_SOURCE DATA:_
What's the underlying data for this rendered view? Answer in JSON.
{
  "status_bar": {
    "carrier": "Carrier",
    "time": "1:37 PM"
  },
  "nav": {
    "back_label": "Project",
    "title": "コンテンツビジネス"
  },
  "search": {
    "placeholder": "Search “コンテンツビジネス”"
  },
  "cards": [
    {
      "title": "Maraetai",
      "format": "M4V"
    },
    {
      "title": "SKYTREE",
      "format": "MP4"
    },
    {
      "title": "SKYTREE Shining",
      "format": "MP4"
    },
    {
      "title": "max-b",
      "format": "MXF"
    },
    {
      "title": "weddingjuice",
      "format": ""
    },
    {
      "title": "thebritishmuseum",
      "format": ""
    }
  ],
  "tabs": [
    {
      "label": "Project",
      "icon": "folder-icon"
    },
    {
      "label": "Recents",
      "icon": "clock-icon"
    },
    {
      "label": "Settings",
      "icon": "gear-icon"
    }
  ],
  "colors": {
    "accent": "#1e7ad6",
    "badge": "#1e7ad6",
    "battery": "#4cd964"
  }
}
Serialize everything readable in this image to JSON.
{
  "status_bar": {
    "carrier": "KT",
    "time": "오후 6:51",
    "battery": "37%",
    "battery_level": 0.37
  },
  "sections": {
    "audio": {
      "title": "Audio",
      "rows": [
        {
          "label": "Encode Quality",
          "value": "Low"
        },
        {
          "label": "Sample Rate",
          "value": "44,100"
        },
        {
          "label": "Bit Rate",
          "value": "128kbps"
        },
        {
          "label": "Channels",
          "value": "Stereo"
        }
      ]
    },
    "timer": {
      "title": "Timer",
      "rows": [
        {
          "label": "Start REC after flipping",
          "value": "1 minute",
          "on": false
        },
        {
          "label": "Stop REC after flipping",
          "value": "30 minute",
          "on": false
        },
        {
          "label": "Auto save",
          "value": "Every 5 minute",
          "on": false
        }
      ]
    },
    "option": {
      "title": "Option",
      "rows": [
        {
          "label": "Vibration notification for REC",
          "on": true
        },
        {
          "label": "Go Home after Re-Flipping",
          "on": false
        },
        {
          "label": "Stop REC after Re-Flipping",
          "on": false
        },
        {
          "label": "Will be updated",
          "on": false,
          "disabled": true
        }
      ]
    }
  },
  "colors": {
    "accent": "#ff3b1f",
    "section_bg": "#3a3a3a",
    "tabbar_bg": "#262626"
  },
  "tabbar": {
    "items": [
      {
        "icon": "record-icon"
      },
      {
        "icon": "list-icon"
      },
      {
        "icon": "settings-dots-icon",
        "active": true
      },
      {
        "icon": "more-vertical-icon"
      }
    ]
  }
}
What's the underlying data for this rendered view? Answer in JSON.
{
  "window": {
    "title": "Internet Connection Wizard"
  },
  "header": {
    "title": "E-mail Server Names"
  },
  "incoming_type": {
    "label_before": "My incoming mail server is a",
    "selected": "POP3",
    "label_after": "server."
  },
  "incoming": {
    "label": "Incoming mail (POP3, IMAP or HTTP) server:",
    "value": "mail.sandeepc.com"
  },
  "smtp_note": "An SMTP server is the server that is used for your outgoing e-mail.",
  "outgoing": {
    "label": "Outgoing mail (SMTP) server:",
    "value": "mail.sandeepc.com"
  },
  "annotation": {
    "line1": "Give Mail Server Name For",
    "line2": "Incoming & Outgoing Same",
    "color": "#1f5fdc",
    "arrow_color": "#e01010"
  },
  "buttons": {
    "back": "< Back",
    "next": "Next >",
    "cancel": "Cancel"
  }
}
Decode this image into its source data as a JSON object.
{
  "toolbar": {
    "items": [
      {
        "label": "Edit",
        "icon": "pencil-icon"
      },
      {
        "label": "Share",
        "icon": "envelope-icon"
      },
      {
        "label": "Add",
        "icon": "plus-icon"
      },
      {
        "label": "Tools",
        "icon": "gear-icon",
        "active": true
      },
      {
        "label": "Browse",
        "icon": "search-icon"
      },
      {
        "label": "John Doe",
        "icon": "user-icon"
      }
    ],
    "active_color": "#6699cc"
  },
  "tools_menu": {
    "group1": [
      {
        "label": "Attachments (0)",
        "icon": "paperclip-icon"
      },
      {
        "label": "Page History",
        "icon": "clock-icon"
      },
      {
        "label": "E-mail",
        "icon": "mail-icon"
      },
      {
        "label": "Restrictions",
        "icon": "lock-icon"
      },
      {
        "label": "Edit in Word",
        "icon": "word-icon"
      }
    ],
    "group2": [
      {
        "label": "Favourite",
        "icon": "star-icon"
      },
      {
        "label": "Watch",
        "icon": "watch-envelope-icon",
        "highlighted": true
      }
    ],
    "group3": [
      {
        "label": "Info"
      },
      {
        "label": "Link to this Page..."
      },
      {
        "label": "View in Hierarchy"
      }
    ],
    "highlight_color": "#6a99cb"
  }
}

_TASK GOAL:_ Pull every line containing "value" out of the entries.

_OUTPUT OF THE EXERCISE:_
          "value": "Low"
          "value": "44,100"
          "value": "128kbps"
          "value": "Stereo"
          "value": "1 minute",
          "value": "30 minute",
          "value": "Every 5 minute",
    "value": "mail.sandeepc.com"
    "value": "mail.sandeepc.com"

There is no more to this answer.